> _Material provided_:

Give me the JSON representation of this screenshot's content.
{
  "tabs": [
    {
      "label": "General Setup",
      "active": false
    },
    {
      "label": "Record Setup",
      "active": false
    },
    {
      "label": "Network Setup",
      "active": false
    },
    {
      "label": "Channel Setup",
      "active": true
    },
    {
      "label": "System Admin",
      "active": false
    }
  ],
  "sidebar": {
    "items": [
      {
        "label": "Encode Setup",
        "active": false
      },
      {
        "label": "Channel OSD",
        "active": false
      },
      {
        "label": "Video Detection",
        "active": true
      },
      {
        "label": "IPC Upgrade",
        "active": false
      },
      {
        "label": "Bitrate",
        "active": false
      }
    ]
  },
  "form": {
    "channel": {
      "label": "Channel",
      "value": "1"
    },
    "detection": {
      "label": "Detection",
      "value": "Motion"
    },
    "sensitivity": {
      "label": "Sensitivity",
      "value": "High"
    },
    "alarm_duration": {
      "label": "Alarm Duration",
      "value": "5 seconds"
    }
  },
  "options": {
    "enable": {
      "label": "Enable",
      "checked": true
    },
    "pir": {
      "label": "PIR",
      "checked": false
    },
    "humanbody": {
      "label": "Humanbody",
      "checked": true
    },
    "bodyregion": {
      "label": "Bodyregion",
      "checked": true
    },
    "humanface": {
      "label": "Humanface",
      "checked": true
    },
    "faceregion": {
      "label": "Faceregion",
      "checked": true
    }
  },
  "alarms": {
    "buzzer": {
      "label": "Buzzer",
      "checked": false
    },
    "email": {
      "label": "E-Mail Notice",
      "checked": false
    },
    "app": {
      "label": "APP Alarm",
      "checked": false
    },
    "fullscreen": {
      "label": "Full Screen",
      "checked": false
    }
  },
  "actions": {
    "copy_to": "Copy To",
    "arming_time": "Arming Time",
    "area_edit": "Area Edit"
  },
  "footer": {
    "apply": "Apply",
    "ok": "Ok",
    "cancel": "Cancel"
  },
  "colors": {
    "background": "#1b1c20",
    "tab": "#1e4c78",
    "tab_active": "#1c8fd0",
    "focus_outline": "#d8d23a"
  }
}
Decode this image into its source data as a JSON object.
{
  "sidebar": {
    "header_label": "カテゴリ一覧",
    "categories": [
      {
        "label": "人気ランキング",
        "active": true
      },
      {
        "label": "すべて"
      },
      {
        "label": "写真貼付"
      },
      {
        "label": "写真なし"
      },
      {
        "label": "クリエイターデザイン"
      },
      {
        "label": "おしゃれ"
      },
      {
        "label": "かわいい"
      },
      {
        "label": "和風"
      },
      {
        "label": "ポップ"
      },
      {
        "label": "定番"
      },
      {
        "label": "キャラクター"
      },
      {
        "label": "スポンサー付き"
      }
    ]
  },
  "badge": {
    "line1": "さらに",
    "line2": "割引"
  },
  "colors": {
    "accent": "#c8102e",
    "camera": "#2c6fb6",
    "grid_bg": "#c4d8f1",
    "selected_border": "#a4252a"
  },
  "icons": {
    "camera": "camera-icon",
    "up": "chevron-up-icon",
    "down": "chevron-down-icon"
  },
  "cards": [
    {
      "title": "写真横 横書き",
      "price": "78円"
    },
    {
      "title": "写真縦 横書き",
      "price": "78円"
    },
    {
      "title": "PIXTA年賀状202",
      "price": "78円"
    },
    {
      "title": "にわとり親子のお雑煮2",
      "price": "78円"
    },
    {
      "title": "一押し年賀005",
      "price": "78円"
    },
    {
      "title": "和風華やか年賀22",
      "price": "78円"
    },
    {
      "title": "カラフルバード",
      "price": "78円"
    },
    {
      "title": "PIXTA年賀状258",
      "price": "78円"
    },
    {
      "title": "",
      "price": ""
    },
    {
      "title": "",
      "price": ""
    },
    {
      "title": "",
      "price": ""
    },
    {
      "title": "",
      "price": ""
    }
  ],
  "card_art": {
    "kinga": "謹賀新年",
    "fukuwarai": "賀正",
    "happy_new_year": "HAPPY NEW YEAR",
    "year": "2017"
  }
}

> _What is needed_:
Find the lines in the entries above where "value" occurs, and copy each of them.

> _Answer box_:
      "value": "1"
      "value": "Motion"
      "value": "High"
      "value": "5 seconds"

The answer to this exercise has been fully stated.